[Opening DATASET CONTENT section]

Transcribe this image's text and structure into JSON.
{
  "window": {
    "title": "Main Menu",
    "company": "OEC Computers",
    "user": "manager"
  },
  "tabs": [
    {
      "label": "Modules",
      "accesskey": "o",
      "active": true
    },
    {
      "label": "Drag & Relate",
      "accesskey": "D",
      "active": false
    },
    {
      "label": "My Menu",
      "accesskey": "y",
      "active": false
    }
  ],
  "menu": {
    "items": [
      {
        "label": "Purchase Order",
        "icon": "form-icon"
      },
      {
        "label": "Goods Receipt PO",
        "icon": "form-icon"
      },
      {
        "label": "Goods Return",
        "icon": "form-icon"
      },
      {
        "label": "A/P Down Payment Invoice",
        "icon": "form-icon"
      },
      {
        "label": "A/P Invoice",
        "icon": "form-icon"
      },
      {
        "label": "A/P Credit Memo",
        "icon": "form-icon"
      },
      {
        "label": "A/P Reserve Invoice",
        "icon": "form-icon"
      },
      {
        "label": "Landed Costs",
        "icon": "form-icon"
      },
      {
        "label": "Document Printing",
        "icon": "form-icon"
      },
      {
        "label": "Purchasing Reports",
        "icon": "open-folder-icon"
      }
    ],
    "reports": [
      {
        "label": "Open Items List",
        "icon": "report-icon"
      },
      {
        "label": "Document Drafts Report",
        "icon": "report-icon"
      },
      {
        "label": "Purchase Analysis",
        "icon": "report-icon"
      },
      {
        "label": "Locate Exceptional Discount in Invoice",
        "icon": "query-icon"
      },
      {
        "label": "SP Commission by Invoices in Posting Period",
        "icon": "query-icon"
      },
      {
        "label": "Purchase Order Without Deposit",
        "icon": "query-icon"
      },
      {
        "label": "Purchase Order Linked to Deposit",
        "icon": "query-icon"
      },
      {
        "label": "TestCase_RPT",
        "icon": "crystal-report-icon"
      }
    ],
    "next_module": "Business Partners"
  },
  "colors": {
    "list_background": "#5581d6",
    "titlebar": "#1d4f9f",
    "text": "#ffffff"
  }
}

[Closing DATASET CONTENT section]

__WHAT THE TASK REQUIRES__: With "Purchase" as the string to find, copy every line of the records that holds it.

__SOLUTION FOR THIS EXERCISE__:
        "label": "Purchase Order",
        "label": "Purchase Analysis",
        "label": "Purchase Order Without Deposit",
        "label": "Purchase Order Linked to Deposit",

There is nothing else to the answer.